I didn't have any issues getting the system to work for both my new Nexus 7 and Nexus 5, but the device only uses USB 2.0 instead of the newer 3.0 format. While I lack any 3.0 ports on my basic laptop, my Chromebook does support it. This leads to long transfers of large files or clusters of files. It also lessens any futureproof capabilities. I found the cost prohibitive as well. I managed to get the device on sale for about $30, but off sale at twice that is too much.
The concept of the Dual Drive is an interesting one, but limited in its scope. If you can find one on sale for what I paid, it's a decent deal, but any more than that and it's not worth it. You're better off using my next entry.
The Good: Simple to use, variable storage options from 16 GB to 64 GB, compact.
The Bad: Only uses USB 2.0, costly when not on sale.
Final Grade: B-
Meenova MicroSD Card Reader - $12
My second foray into Kickstarter was this little gem. Like the Dual Drive above, the Meenova MicroSD Card Reader aims to assist with USB-OTG support without the need for a separate cord. Where it trumps the Dual Drive is flexibility.
Smaller than the size of a quarter, the Meenova doesn't have its own storage. Instead, you supplement a MicroSD card and plug it in. This is very useful since you can choose what size you want to use and in the end, it will cost far less than the Dual Drive even with the cost of storage.

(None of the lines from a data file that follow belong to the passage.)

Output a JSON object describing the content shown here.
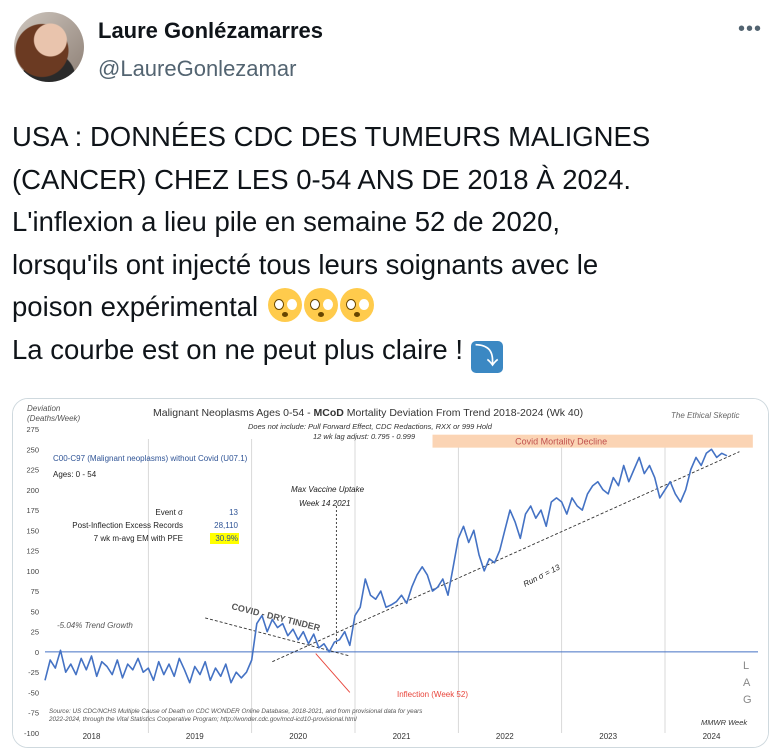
{
  "user": {
    "name": "Laure Gonlézamarres",
    "handle": "@LaureGonlezamar"
  },
  "more_icon": "more-horizontal-icon",
  "tweet": {
    "lines": [
      "USA : DONNÉES CDC DES TUMEURS MALIGNES",
      "(CANCER) CHEZ LES 0-54 ANS DE 2018 À 2024.",
      "L'inflexion a lieu pile en semaine 52 de 2020,",
      "lorsqu'ils ont injecté tous leurs soignants avec le",
      "poison expérimental",
      "La courbe est on ne peut plus claire !"
    ],
    "emoji": [
      "flushed-face-emoji",
      "flushed-face-emoji",
      "flushed-face-emoji"
    ],
    "end_icon": "arrow-down-right-icon"
  },
  "chart_data": {
    "type": "line",
    "title_prefix": "Malignant Neoplasms Ages 0-54 - ",
    "title_bold": "MCoD",
    "title_suffix": " Mortality Deviation From Trend  2018-2024 (Wk 40)",
    "watermark": "The Ethical Skeptic",
    "subtitle1": "Does not include: Pull Forward Effect,  CDC Redactions, RXX or 999 Hold",
    "subtitle2": "12 wk lag adjust: 0.795 - 0.999",
    "ylabel1": "Deviation",
    "ylabel2": "(Deaths/Week)",
    "ylim": [
      -100,
      275
    ],
    "yticks": [
      275,
      250,
      225,
      200,
      175,
      150,
      125,
      100,
      75,
      50,
      25,
      0,
      -25,
      -50,
      -75,
      -100
    ],
    "xticks": [
      "2018",
      "2019",
      "2020",
      "2021",
      "2022",
      "2023",
      "2024"
    ],
    "xlabel": "MMWR Week",
    "series_name": "C00-C97 (Malignant neoplasms) without Covid (U07.1)",
    "ages": "Ages: 0 - 54",
    "stats": [
      {
        "label": "Event σ",
        "value": "13"
      },
      {
        "label": "Post-Inflection Excess Records",
        "value": "28,110"
      },
      {
        "label": "7 wk m-avg EM with PFE",
        "value": "30.9%"
      }
    ],
    "annotations": {
      "covid_decline": "Covid Mortality Decline",
      "vaccine": [
        "Max Vaccine Uptake",
        "Week 14 2021"
      ],
      "dry_tinder": "COVID - DRY TINDER",
      "trend_growth": "-5.04% Trend Growth",
      "run_sigma": "Run σ = 13",
      "inflection": "Inflection (Week 52)",
      "lag": [
        "L",
        "A",
        "G"
      ]
    },
    "source1": "Source: US CDC/NCHS Multiple Cause of Death on CDC WONDER Online Database, 2018-2021, and from provisional data for years",
    "source2": "2022-2024, through the Vital Statistics Cooperative Program; http://wonder.cdc.gov/mcd-icd10-provisional.html",
    "colors": {
      "line": "#4472c4",
      "highlight": "#fbd4b4",
      "accent": "#e8443a",
      "yellow": "#ffff00"
    },
    "x": [
      2018.0,
      2018.05,
      2018.1,
      2018.15,
      2018.2,
      2018.25,
      2018.3,
      2018.35,
      2018.4,
      2018.45,
      2018.5,
      2018.55,
      2018.6,
      2018.65,
      2018.7,
      2018.75,
      2018.8,
      2018.85,
      2018.9,
      2018.95,
      2019.0,
      2019.05,
      2019.1,
      2019.15,
      2019.2,
      2019.25,
      2019.3,
      2019.35,
      2019.4,
      2019.45,
      2019.5,
      2019.55,
      2019.6,
      2019.65,
      2019.7,
      2019.75,
      2019.8,
      2019.85,
      2019.9,
      2019.95,
      2020.0,
      2020.05,
      2020.1,
      2020.15,
      2020.2,
      2020.25,
      2020.3,
      2020.35,
      2020.4,
      2020.45,
      2020.5,
      2020.55,
      2020.6,
      2020.65,
      2020.7,
      2020.75,
      2020.8,
      2020.85,
      2020.9,
      2020.95,
      2021.0,
      2021.05,
      2021.1,
      2021.15,
      2021.2,
      2021.25,
      2021.3,
      2021.35,
      2021.4,
      2021.45,
      2021.5,
      2021.55,
      2021.6,
      2021.65,
      2021.7,
      2021.75,
      2021.8,
      2021.85,
      2021.9,
      2021.95,
      2022.0,
      2022.05,
      2022.1,
      2022.15,
      2022.2,
      2022.25,
      2022.3,
      2022.35,
      2022.4,
      2022.45,
      2022.5,
      2022.55,
      2022.6,
      2022.65,
      2022.7,
      2022.75,
      2022.8,
      2022.85,
      2022.9,
      2022.95,
      2023.0,
      2023.05,
      2023.1,
      2023.15,
      2023.2,
      2023.25,
      2023.3,
      2023.35,
      2023.4,
      2023.45,
      2023.5,
      2023.55,
      2023.6,
      2023.65,
      2023.7,
      2023.75,
      2023.8,
      2023.85,
      2023.9,
      2023.95,
      2024.0,
      2024.05,
      2024.1,
      2024.15,
      2024.2,
      2024.25,
      2024.3,
      2024.35,
      2024.4,
      2024.45,
      2024.5,
      2024.55,
      2024.6
    ],
    "values": [
      -35,
      -10,
      -20,
      2,
      -25,
      -15,
      -28,
      -8,
      -22,
      -5,
      -30,
      -12,
      -18,
      -28,
      -10,
      -32,
      -15,
      -22,
      -8,
      -25,
      -20,
      -35,
      -12,
      -28,
      -15,
      -30,
      -8,
      -22,
      -38,
      -18,
      -28,
      -12,
      -35,
      -20,
      -30,
      -15,
      -38,
      -25,
      -32,
      -25,
      -10,
      35,
      45,
      25,
      40,
      30,
      35,
      20,
      28,
      15,
      25,
      10,
      22,
      5,
      10,
      0,
      12,
      15,
      25,
      8,
      45,
      55,
      90,
      70,
      65,
      75,
      55,
      58,
      62,
      70,
      60,
      80,
      95,
      105,
      95,
      75,
      80,
      90,
      70,
      105,
      140,
      155,
      135,
      150,
      120,
      100,
      115,
      110,
      125,
      150,
      175,
      160,
      140,
      170,
      180,
      165,
      175,
      155,
      185,
      190,
      185,
      170,
      190,
      180,
      175,
      195,
      205,
      210,
      200,
      195,
      215,
      205,
      230,
      210,
      225,
      240,
      220,
      230,
      215,
      190,
      200,
      210,
      195,
      185,
      200,
      225,
      240,
      230,
      245,
      250,
      240,
      245,
      242
    ]
  }
}
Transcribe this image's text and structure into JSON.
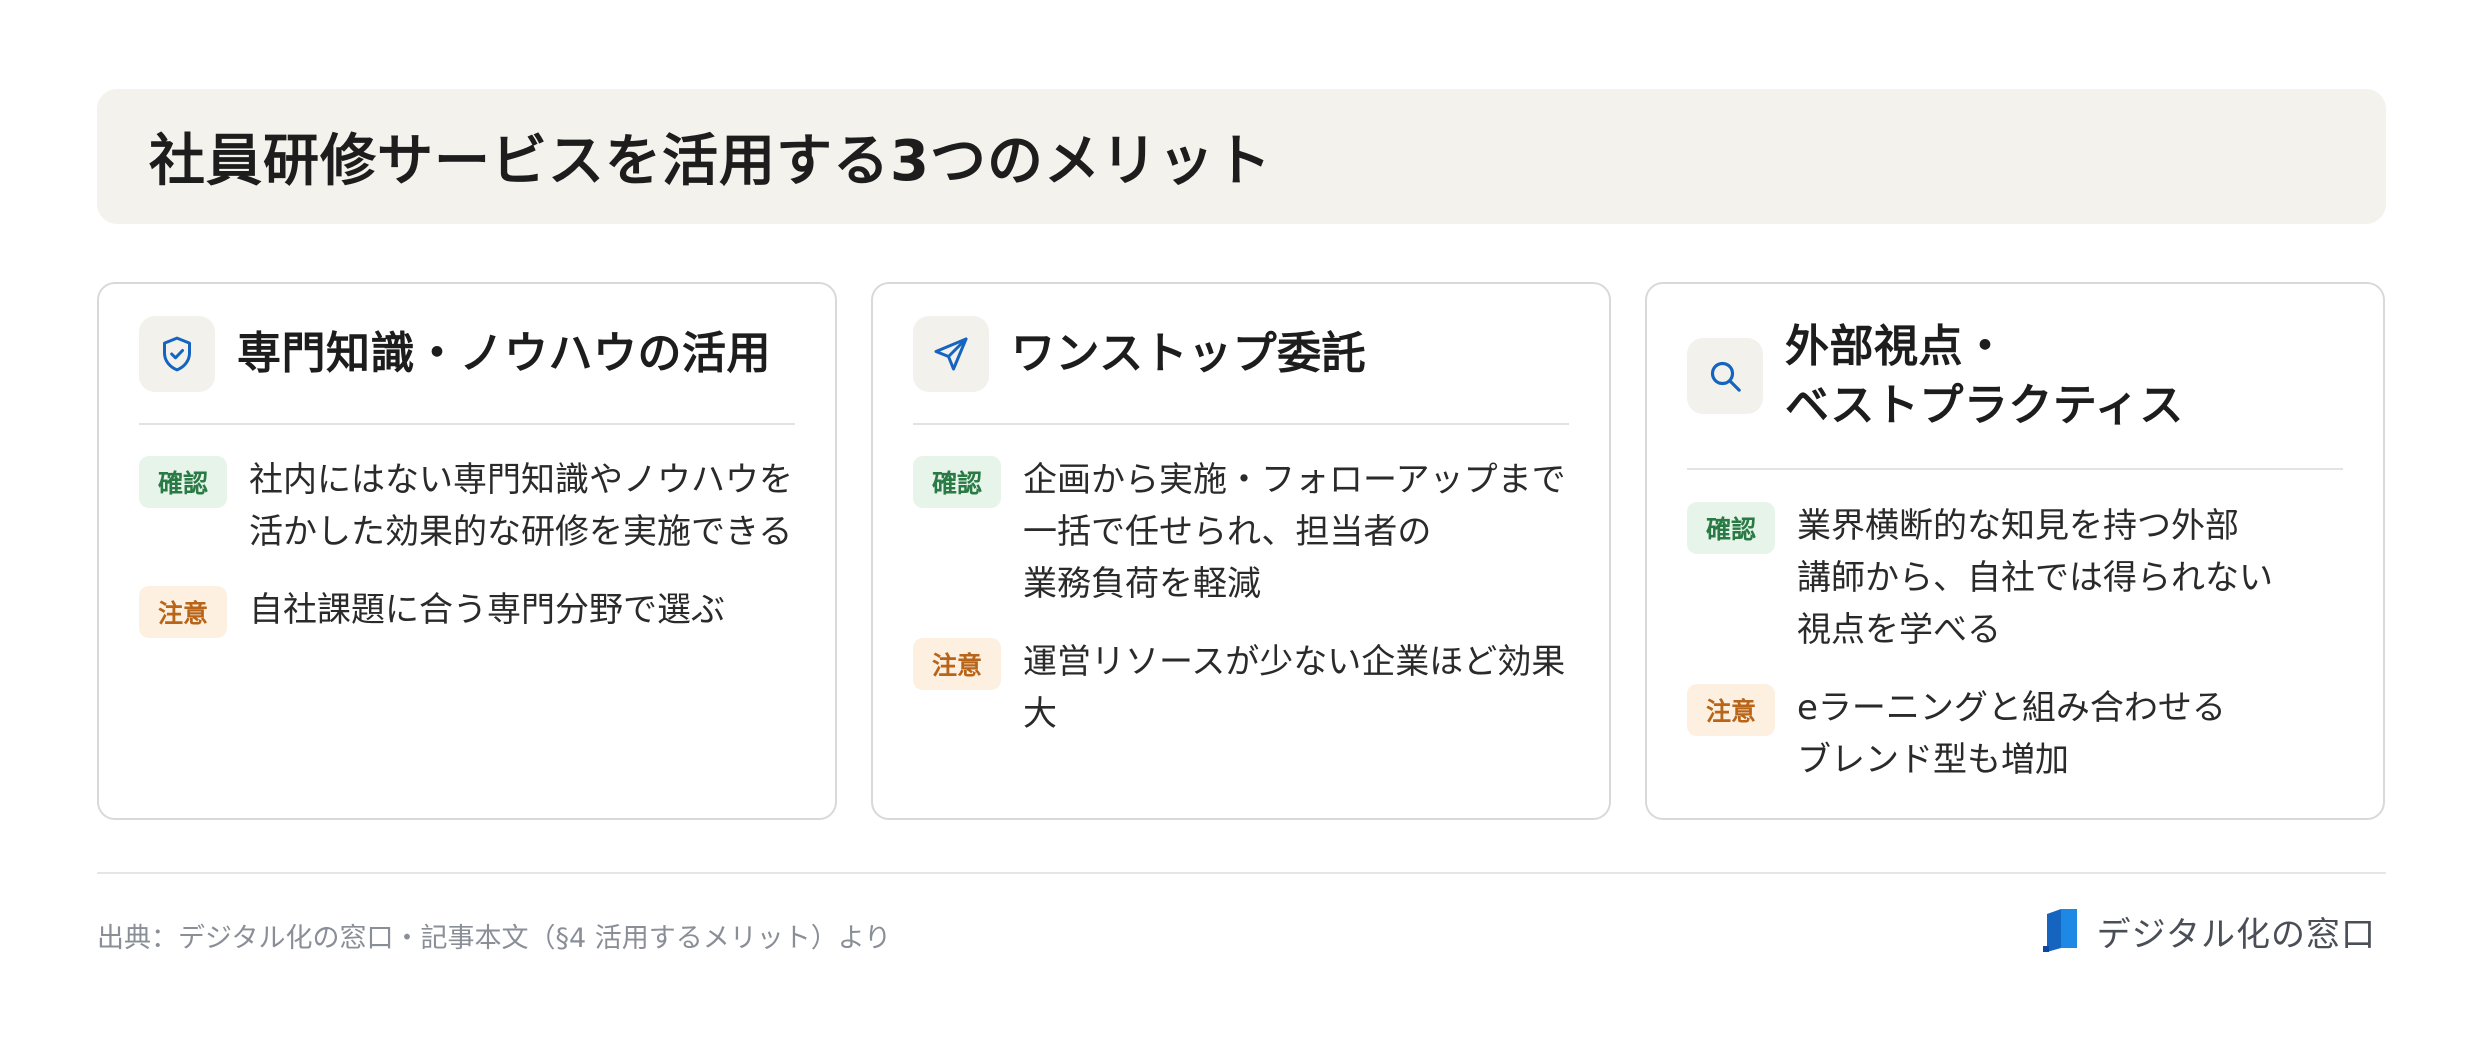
{
  "page_title": "社員研修サービスを活用する3つのメリット",
  "cards": [
    {
      "icon": "shield-check-icon",
      "title": "専門知識・ノウハウの活用",
      "items": [
        {
          "badge": "確認",
          "text": "社内にはない専門知識やノウハウを\n活かした効果的な研修を実施できる"
        },
        {
          "badge": "注意",
          "text": "自社課題に合う専門分野で選ぶ"
        }
      ]
    },
    {
      "icon": "send-icon",
      "title": "ワンストップ委託",
      "items": [
        {
          "badge": "確認",
          "text": "企画から実施・フォローアップまで\n一括で任せられ、担当者の\n業務負荷を軽減"
        },
        {
          "badge": "注意",
          "text": "運営リソースが少ない企業ほど効果\n大"
        }
      ]
    },
    {
      "icon": "search-icon",
      "title": "外部視点・\nベストプラクティス",
      "items": [
        {
          "badge": "確認",
          "text": "業界横断的な知見を持つ外部\n講師から、自社では得られない\n視点を学べる"
        },
        {
          "badge": "注意",
          "text": "eラーニングと組み合わせる\nブレンド型も増加"
        }
      ]
    }
  ],
  "footer": {
    "source": "出典：デジタル化の窓口・記事本文（§4 活用するメリット）より",
    "brand": "デジタル化の窓口",
    "brand_icon": "brand-logo-icon"
  },
  "colors": {
    "accent_blue": "#1565c0",
    "confirm_bg": "#e7f4ea",
    "confirm_text": "#2a7a45",
    "caution_bg": "#fdf0e0",
    "caution_text": "#b8651a",
    "title_bg": "#f4f2ec"
  }
}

The package contains the reader, along with a keychain attachment and adapter to connect it directly to a computer. Pulling off the cap and plugging the device into your phone or tablet, you'll see a blue LED light up letting you know your device is compatible. Some people don't like this, but I find it useful. My Nexus 5 is compatible, but my Nexus 4 wasn't and this let me know without scouring the web to find out why.
Overall, it's definitely worth it if you need to expand storage like with my Nexus phones that lack MicroSD card slots, but does just fine even with devices that do have one. Having the storage available on a keychain is a huge boon and I think this is probably the best solution to the expansion problem of devices. It's obviously not going to work on Apple devices and only uses USB 2.0, but it's an acceptable compromise given its cost.
The Good: Very cheap, LED indicator to help determine compatibility, keychain and adapter are great for the package, lots of potential and futureproofing thanks to using MicroSD as opposed to static flash.
The Bad: USB 2.0 only might be a drawback.
Final Grade: A+
That's it for this round. I'll be back with another Rapid Review when I find some more goodies out there in the world.